Everyone soon discovered the slam- dunk $6 million in Civic Plaza bond money wasn't as easy to get as they expected. By law, that money must first be released by the Civic Plaza Building Corporation Board. Board chairman Tracy Thomas has reportedly told several the oasis would go in "over my dead body." Thomas did not return New Times' phone calls.
Newton Rosenzweig, another member of the board, says he thinks he'll probably vote against the project because he doesn't believe it will lure out-of-town visitors to the plaza. "Tracy's not for it," admits DeConcini, but he hastens to add that "the majority of the board appears to favor the Solar Oasis." If it nixes the $6 million, DeConcini says, "then we'll have to fund it from a different source."
The problem now existing at the statehouse is just as tricky. Officials want the state to contribute $3.8 million from the oil-payback fund, which is now carefully guarded by the Joint Legislative Budget Committee--a defensive move the legislature installed during Mecham's reign because it feared how he would use the lucrative fund. If the budget committee gives its okay, then Governor Rose Mofford has to agree. She has indicated she's ready to give the oasis $1.8 million, with the other $2 million released only if supporters can raise $2 million in matching private funds.
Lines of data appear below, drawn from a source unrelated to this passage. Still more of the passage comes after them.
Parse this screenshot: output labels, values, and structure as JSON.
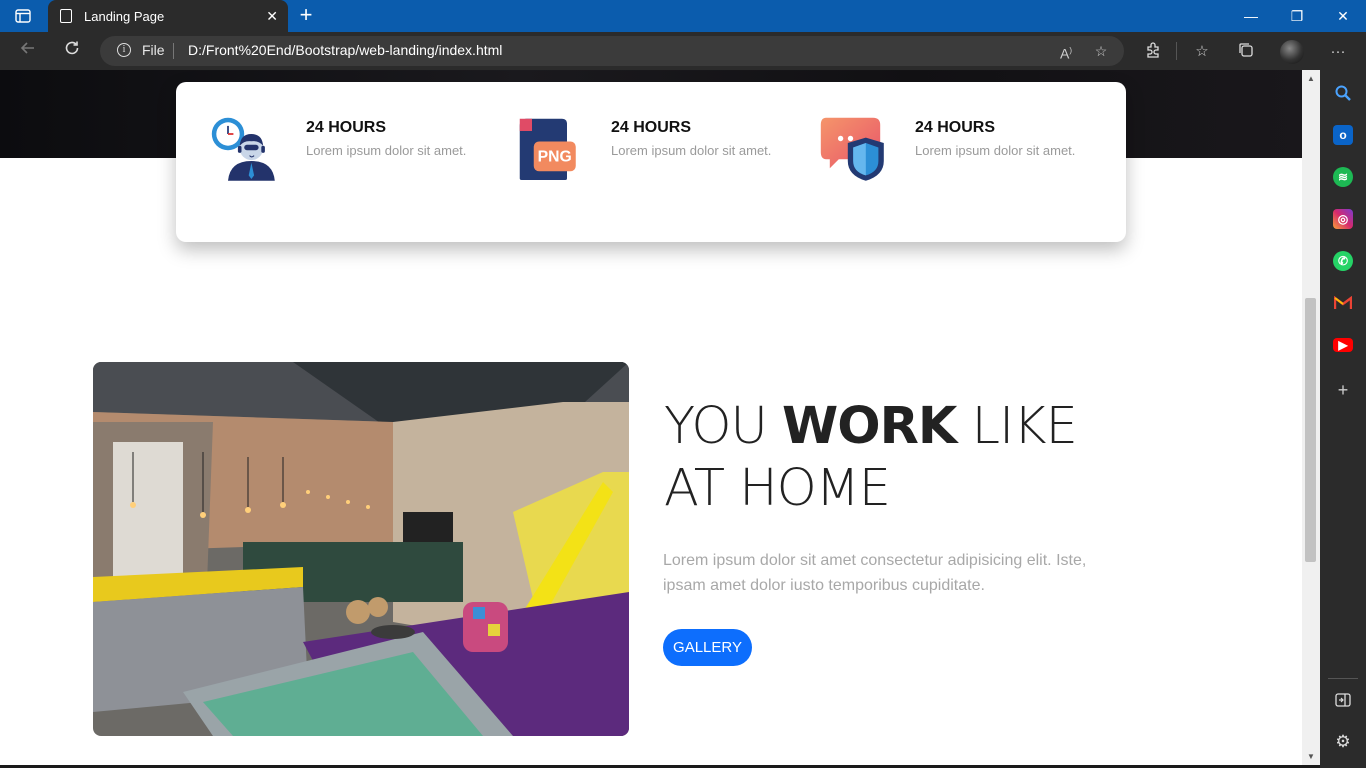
{
  "browser": {
    "tab_title": "Landing Page",
    "tab_close": "✕",
    "new_tab": "+",
    "window_controls": {
      "minimize": "—",
      "restore": "❐",
      "close": "✕"
    },
    "address": {
      "scheme_label": "File",
      "url": "D:/Front%20End/Bootstrap/web-landing/index.html"
    },
    "sidebar_icons": [
      "search-icon",
      "outlook-icon",
      "spotify-icon",
      "instagram-icon",
      "whatsapp-icon",
      "gmail-icon",
      "youtube-icon",
      "add-icon",
      "sidebar-toggle-icon",
      "settings-icon"
    ]
  },
  "features": [
    {
      "title": "24 HOURS",
      "desc": "Lorem ipsum dolor sit amet.",
      "icon": "support-agent-icon"
    },
    {
      "title": "24 HOURS",
      "desc": "Lorem ipsum dolor sit amet.",
      "icon": "png-file-icon",
      "icon_text": "PNG"
    },
    {
      "title": "24 HOURS",
      "desc": "Lorem ipsum dolor sit amet.",
      "icon": "secure-chat-icon"
    }
  ],
  "about": {
    "headline_part1": "YOU ",
    "headline_bold": "WORK",
    "headline_part2": " LIKE AT HOME",
    "paragraph": "Lorem ipsum dolor sit amet consectetur adipisicing elit. Iste, ipsam amet dolor iusto temporibus cupiditate.",
    "button": "GALLERY"
  },
  "colors": {
    "accent": "#0d6efd",
    "titlebar": "#0b5cad",
    "chrome": "#2b2b2b"
  }
}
In the meantime, some members of the grassroots Arizona Solar Energy Association say that the Solar Oasis may be getting too much of the oil funds. So they are lobbying the legislature to lend oil-payback money--not give an outright gift. But if the Solar Oasis has to borrow, officials say they may have to charge admission to the Imagical pavilion to pay off the loan.
What's more, Case figures the committee will have to round up about $4 million from the private sector anyway. He says donors have been "identified," but they haven't handed over any cash yet.
He also needs to identify a restaurateur who has the roughly $650,000 it will take to finish off the inside of the Solar Oasis restaurant.
Despite all these hassles, Case says, "We're not having difficulties, there are no roadblocks." Even so, the money for the oasis probably won't be in the bank for another year, according to a tentative timetable prepared by Case's committee. It says all the funding won't be "in place" until April 1990 and schedules groundbreaking for the next month. The tentative completion date: June 1991.
All this tentativeness and schedule changing has the Phoenix Symphony and other Civic Plaza tenants a bit addled. They'd like to know just when the construction is going to start, because they'd like to notify their patrons about things like the parking garage being ripped out for a year. Or to warn people that for three months, the Civic Plaza deck will be torn up all the way to the front steps of Symphony Hall. "On behalf of all the arts organizations, we need to know as soon as possible when they're going to start," says Dick Conti, who directs the symphony. "It all sounds exciting as hell, but the bottom line is they don't have a timetable yet. We were once told it was going to start the day after the Grand Prix.
"The project will happen," he predicts a bit wearily. "But when it's going to start and how long it's going to take depends on when they get the money.